**YOUR GOAL**:
Within the listing below, tally the lines where the word "title" appears, and answer with nothing but the tally.

RECORD EXTRACTS section start

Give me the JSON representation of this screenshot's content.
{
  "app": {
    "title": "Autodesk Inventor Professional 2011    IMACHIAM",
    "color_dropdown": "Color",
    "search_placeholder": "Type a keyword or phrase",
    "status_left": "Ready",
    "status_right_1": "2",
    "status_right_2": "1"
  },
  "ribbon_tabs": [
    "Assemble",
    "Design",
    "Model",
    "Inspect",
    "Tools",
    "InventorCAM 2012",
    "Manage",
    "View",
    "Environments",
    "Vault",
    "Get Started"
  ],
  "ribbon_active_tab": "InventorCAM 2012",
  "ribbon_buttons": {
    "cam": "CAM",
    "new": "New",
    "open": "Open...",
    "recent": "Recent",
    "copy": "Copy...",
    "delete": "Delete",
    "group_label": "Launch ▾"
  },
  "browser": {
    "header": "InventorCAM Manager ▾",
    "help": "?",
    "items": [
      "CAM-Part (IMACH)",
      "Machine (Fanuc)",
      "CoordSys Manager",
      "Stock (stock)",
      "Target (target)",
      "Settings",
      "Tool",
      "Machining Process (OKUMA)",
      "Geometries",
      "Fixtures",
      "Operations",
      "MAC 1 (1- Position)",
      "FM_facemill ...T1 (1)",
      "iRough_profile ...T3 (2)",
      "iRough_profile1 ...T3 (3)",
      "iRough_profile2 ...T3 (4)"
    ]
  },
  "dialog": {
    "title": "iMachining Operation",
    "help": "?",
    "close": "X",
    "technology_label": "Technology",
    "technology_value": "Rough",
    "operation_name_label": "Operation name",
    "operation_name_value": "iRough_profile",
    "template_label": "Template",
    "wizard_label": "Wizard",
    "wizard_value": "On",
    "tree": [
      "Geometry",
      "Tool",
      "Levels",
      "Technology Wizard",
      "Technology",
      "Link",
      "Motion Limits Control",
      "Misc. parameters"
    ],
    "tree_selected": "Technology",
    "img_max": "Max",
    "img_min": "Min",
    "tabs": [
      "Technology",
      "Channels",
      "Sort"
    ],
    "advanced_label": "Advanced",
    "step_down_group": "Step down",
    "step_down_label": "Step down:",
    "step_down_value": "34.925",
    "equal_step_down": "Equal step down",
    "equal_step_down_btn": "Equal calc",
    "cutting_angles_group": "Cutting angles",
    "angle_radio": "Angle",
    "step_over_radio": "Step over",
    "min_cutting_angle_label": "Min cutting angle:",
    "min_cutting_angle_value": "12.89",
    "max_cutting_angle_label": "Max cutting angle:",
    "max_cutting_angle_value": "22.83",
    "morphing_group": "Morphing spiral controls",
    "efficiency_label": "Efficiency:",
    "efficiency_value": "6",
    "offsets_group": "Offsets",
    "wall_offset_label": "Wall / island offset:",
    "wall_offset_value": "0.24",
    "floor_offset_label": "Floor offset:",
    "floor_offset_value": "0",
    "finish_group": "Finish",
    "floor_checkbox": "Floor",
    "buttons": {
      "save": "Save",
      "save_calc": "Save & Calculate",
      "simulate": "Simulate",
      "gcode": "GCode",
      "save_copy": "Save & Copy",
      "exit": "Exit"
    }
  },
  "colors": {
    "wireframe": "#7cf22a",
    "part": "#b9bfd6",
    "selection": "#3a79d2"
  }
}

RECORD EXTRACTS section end

**RESULT FOR THIS TASK**:
2